## [Input]
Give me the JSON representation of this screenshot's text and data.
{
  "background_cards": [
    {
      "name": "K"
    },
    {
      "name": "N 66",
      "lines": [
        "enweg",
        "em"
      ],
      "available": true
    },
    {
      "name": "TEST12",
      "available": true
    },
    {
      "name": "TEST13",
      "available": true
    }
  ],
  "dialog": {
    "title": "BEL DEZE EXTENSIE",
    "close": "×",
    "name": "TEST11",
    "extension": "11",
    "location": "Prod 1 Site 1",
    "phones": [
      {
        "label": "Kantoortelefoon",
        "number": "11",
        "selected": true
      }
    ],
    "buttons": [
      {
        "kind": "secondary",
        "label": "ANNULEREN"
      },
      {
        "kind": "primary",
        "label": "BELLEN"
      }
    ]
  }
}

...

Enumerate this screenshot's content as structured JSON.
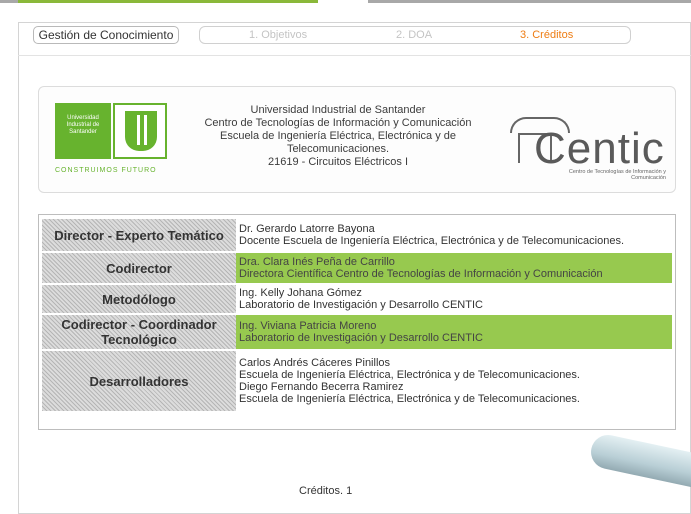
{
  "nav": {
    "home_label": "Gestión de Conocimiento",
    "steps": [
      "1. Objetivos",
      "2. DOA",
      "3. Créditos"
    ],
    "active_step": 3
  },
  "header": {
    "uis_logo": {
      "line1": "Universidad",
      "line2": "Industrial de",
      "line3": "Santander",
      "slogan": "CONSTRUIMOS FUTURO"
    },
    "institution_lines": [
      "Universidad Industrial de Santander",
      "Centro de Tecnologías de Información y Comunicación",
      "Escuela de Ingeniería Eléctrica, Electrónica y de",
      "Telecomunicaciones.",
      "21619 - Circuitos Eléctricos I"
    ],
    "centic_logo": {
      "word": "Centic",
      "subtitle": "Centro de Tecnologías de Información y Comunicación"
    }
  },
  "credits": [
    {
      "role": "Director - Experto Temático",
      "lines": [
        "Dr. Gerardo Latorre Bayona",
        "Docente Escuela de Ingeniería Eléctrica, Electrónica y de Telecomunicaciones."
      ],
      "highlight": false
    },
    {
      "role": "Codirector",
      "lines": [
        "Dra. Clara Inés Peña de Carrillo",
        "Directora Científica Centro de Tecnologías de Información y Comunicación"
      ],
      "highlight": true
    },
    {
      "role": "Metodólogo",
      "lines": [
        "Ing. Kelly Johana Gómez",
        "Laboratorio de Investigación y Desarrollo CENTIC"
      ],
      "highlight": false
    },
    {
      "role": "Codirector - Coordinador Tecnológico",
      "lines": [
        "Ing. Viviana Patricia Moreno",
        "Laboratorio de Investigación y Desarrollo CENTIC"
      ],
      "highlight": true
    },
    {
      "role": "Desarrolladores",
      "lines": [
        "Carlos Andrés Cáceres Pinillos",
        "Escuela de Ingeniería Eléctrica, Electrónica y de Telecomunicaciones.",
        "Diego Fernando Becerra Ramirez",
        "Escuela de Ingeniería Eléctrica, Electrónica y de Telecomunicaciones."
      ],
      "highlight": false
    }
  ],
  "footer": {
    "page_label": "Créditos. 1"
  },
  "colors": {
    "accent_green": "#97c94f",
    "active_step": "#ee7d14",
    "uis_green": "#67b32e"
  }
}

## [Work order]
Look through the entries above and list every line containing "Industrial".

## [Answer for this exercise]
      "line2": "Industrial de",
      "Universidad Industrial de Santander",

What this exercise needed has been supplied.